● Excerpted data:
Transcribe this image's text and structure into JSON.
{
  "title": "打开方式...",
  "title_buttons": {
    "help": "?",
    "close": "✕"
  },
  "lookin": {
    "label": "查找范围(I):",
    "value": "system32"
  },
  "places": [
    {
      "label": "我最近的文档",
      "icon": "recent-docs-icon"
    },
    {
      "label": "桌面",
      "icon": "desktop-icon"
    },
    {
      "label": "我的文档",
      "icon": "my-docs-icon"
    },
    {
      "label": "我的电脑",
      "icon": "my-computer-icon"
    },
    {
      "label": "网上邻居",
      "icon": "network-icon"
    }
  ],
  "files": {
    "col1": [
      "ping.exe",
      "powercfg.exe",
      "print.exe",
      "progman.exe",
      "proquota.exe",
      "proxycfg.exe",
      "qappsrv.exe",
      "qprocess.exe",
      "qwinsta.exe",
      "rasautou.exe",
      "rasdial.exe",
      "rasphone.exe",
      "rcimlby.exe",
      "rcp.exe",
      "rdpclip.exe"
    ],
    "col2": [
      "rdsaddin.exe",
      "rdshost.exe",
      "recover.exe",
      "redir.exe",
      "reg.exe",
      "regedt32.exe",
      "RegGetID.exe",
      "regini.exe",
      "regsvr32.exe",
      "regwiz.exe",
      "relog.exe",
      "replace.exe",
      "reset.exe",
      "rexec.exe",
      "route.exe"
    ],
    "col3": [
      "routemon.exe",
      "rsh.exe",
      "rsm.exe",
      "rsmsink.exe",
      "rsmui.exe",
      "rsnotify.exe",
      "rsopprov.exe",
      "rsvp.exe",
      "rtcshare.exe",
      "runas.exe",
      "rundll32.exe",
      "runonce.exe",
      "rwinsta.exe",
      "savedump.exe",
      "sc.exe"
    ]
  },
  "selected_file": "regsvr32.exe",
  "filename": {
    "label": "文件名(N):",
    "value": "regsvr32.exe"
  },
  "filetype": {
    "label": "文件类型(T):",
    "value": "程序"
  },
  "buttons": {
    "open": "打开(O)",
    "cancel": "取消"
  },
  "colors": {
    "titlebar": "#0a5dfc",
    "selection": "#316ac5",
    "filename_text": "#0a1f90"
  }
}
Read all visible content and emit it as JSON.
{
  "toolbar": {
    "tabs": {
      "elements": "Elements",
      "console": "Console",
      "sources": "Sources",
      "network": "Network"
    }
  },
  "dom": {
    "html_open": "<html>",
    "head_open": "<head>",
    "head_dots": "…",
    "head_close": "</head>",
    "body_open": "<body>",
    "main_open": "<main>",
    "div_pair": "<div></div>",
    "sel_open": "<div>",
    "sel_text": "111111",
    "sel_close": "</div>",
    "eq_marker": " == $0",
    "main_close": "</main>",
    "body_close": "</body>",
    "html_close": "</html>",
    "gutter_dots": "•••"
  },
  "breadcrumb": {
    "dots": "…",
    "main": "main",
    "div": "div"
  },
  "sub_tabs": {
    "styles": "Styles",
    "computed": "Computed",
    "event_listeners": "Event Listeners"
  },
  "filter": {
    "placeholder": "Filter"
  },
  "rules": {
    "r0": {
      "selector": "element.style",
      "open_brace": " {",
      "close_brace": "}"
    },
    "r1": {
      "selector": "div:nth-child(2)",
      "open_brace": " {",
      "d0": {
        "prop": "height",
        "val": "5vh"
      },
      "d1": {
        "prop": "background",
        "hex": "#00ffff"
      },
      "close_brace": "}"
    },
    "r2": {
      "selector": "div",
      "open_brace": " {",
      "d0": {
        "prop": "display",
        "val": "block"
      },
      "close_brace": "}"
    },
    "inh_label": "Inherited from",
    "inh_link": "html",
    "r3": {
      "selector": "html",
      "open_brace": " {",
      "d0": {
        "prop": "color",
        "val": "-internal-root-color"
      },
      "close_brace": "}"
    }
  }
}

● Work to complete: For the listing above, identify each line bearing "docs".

● Answer area:
      "icon": "recent-docs-icon"
      "icon": "my-docs-icon"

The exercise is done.